■ What you need to do:
Exactly reproduce all the records, keeping pictures out of the copy.

■ Information given:
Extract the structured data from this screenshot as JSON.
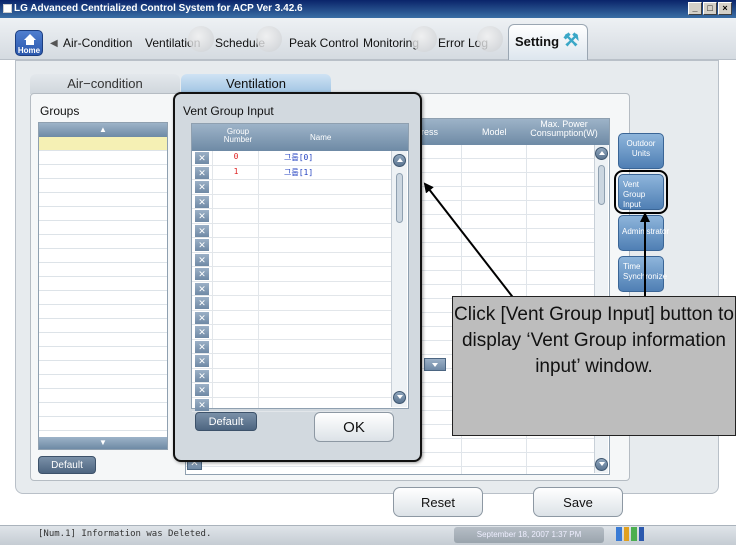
{
  "window": {
    "title": "LG Advanced Centrialized Control System for ACP Ver 3.42.6",
    "buttons": [
      "_",
      "□",
      "×"
    ]
  },
  "nav": {
    "home_label": "Home",
    "tabs": [
      "Air-Condition",
      "Ventilation",
      "Schedule",
      "Peak Control",
      "Monitoring",
      "Error Log",
      "Setting"
    ],
    "active_tab": "Setting"
  },
  "subtabs": {
    "items": [
      "Air−condition",
      "Ventilation"
    ],
    "active": "Ventilation"
  },
  "groups_panel": {
    "label": "Groups",
    "default_button": "Default"
  },
  "unit_table": {
    "headers": [
      "ress",
      "Model",
      "Max. Power\nConsumption(W)"
    ]
  },
  "side_buttons": {
    "outdoor_units": "Outdoor Units",
    "vent_group_input": "Vent Group Input",
    "administrator": "Administrator",
    "time_synchronize": "Time Synchronize"
  },
  "dialog": {
    "title": "Vent Group Input",
    "headers": {
      "group_number": "Group Number",
      "name": "Name"
    },
    "rows": [
      {
        "number": "0",
        "name": "그룹[0]"
      },
      {
        "number": "1",
        "name": "그룹[1]"
      }
    ],
    "empty_row_count": 15,
    "default_button": "Default",
    "ok_button": "OK"
  },
  "bottom_buttons": {
    "reset": "Reset",
    "save": "Save"
  },
  "status": {
    "message": "[Num.1] Information was Deleted.",
    "datetime": "September 18, 2007 1:37 PM"
  },
  "callout": {
    "text": "Click [Vent Group Input] button to display ‘Vent Group information input’ window."
  },
  "colors": {
    "accent": "#4f7fb4",
    "row_selected": "#f5f0b4",
    "group_number_text": "#dd2222",
    "group_name_text": "#2342c0",
    "callout_bg": "#bdbdbd"
  }
}
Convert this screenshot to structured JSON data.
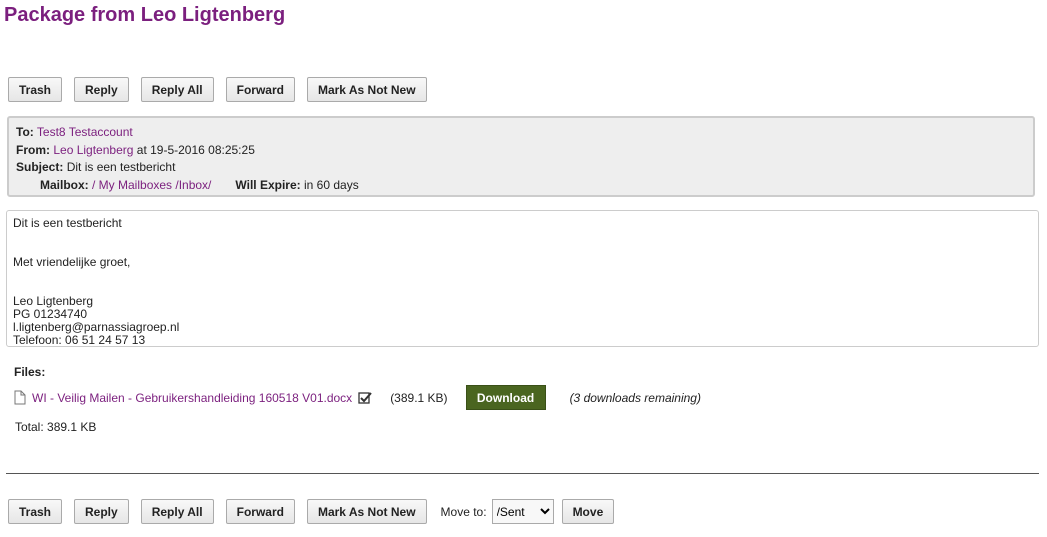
{
  "title": "Package from Leo Ligtenberg",
  "toolbar": {
    "trash": "Trash",
    "reply": "Reply",
    "reply_all": "Reply All",
    "forward": "Forward",
    "mark_not_new": "Mark As Not New",
    "move_to_label": "Move to:",
    "move_to_value": "/Sent",
    "move": "Move"
  },
  "header": {
    "to_label": "To:",
    "to": "Test8 Testaccount",
    "from_label": "From:",
    "from": "Leo Ligtenberg",
    "at": "at 19-5-2016 08:25:25",
    "subject_label": "Subject:",
    "subject": "Dit is een testbericht",
    "mailbox_label": "Mailbox:",
    "mailbox": "/ My Mailboxes /Inbox/",
    "expire_label": "Will Expire:",
    "expire": "in 60 days"
  },
  "body": {
    "lines": [
      "Dit is een testbericht",
      "",
      "",
      "Met vriendelijke groet,",
      "",
      "",
      "Leo Ligtenberg",
      "PG 01234740",
      "l.ligtenberg@parnassiagroep.nl",
      "Telefoon: 06 51 24 57 13"
    ]
  },
  "files": {
    "label": "Files:",
    "items": [
      {
        "name": "WI - Veilig Mailen - Gebruikershandleiding 160518 V01.docx",
        "size": "(389.1 KB)",
        "download": "Download",
        "remaining": "(3 downloads remaining)"
      }
    ],
    "total": "Total: 389.1 KB"
  },
  "colors": {
    "accent": "#7b1f7e",
    "download": "#4a6520"
  }
}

■ Response to this exercise:
Extract the structured data from this screenshot as JSON.
{
  "window": {
    "title": "LG Advanced Centrialized Control System for ACP Ver 3.42.6",
    "buttons": [
      "_",
      "□",
      "×"
    ]
  },
  "nav": {
    "home_label": "Home",
    "tabs": [
      "Air-Condition",
      "Ventilation",
      "Schedule",
      "Peak Control",
      "Monitoring",
      "Error Log",
      "Setting"
    ],
    "active_tab": "Setting"
  },
  "subtabs": {
    "items": [
      "Air−condition",
      "Ventilation"
    ],
    "active": "Ventilation"
  },
  "groups_panel": {
    "label": "Groups",
    "default_button": "Default"
  },
  "unit_table": {
    "headers": [
      "ress",
      "Model",
      "Max. Power\nConsumption(W)"
    ]
  },
  "side_buttons": {
    "outdoor_units": "Outdoor Units",
    "vent_group_input": "Vent Group Input",
    "administrator": "Administrator",
    "time_synchronize": "Time Synchronize"
  },
  "dialog": {
    "title": "Vent Group Input",
    "headers": {
      "group_number": "Group Number",
      "name": "Name"
    },
    "rows": [
      {
        "number": "0",
        "name": "그룹[0]"
      },
      {
        "number": "1",
        "name": "그룹[1]"
      }
    ],
    "empty_row_count": 15,
    "default_button": "Default",
    "ok_button": "OK"
  },
  "bottom_buttons": {
    "reset": "Reset",
    "save": "Save"
  },
  "status": {
    "message": "[Num.1] Information was Deleted.",
    "datetime": "September 18, 2007 1:37 PM"
  },
  "callout": {
    "text": "Click [Vent Group Input] button to display ‘Vent Group information input’ window."
  },
  "colors": {
    "accent": "#4f7fb4",
    "row_selected": "#f5f0b4",
    "group_number_text": "#dd2222",
    "group_name_text": "#2342c0",
    "callout_bg": "#bdbdbd"
  }
}
Convert this screenshot to structured JSON data.
{
  "title": "Package from Leo Ligtenberg",
  "toolbar": {
    "trash": "Trash",
    "reply": "Reply",
    "reply_all": "Reply All",
    "forward": "Forward",
    "mark_not_new": "Mark As Not New",
    "move_to_label": "Move to:",
    "move_to_value": "/Sent",
    "move": "Move"
  },
  "header": {
    "to_label": "To:",
    "to": "Test8 Testaccount",
    "from_label": "From:",
    "from": "Leo Ligtenberg",
    "at": "at 19-5-2016 08:25:25",
    "subject_label": "Subject:",
    "subject": "Dit is een testbericht",
    "mailbox_label": "Mailbox:",
    "mailbox": "/ My Mailboxes /Inbox/",
    "expire_label": "Will Expire:",
    "expire": "in 60 days"
  },
  "body": {
    "lines": [
      "Dit is een testbericht",
      "",
      "",
      "Met vriendelijke groet,",
      "",
      "",
      "Leo Ligtenberg",
      "PG 01234740",
      "l.ligtenberg@parnassiagroep.nl",
      "Telefoon: 06 51 24 57 13"
    ]
  },
  "files": {
    "label": "Files:",
    "items": [
      {
        "name": "WI - Veilig Mailen - Gebruikershandleiding 160518 V01.docx",
        "size": "(389.1 KB)",
        "download": "Download",
        "remaining": "(3 downloads remaining)"
      }
    ],
    "total": "Total: 389.1 KB"
  },
  "colors": {
    "accent": "#7b1f7e",
    "download": "#4a6520"
  }
}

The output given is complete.